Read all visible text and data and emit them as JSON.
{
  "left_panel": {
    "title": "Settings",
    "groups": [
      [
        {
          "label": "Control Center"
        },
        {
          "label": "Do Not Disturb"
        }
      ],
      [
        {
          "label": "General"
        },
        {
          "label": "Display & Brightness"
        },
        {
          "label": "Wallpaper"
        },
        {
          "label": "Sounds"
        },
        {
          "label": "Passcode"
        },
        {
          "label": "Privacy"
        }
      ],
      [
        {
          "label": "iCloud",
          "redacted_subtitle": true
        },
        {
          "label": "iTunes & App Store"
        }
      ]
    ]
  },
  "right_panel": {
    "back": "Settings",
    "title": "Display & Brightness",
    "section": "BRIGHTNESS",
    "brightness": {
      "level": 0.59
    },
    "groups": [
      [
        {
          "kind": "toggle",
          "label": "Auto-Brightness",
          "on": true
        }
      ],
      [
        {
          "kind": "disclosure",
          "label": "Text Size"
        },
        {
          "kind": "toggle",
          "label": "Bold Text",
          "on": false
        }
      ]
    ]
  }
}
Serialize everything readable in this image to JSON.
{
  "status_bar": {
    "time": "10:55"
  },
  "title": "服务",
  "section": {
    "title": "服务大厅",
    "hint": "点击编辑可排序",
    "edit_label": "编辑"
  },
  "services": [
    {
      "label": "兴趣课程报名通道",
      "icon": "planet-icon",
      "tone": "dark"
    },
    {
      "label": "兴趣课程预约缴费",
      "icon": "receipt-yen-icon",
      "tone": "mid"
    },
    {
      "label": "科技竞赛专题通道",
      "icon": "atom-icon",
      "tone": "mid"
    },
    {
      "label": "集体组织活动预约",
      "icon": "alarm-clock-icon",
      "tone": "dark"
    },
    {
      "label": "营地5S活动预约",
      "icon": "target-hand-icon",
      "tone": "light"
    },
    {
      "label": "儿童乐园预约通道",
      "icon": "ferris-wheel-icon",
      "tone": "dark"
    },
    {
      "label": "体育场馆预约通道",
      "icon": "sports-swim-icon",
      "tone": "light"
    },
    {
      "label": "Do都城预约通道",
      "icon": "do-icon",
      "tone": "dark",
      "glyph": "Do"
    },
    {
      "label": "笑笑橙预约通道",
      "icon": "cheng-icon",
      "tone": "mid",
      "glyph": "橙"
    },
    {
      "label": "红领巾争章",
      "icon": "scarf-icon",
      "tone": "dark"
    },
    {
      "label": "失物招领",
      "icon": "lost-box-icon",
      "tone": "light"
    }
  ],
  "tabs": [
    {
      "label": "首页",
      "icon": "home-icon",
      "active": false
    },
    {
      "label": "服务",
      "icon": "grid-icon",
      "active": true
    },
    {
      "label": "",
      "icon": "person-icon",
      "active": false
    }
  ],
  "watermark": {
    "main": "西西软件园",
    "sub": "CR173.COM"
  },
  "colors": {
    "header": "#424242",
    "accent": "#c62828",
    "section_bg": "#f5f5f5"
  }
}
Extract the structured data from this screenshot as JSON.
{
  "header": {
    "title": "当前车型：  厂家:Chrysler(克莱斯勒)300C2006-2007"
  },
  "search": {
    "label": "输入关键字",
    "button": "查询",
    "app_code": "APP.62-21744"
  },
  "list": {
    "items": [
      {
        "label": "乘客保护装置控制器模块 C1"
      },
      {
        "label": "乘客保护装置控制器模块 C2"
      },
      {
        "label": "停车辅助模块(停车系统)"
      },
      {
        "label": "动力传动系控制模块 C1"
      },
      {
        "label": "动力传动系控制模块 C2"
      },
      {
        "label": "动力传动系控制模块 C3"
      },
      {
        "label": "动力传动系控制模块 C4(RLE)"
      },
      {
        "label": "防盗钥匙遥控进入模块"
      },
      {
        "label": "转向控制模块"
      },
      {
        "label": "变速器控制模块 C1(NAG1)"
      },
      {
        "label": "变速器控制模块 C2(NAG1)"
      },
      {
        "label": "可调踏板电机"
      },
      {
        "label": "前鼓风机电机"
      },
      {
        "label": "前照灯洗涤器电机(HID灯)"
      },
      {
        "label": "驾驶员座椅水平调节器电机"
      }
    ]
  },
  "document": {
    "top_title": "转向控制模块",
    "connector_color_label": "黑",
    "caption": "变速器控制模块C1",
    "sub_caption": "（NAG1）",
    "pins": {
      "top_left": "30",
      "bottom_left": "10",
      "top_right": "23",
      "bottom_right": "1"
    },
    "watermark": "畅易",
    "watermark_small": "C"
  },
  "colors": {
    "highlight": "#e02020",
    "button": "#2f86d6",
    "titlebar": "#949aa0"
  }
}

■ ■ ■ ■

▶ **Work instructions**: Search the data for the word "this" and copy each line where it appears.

▶ **Solved problem**:
Serialize everything readable in this image to JSON.
Extract the structured data from this screenshot as JSON.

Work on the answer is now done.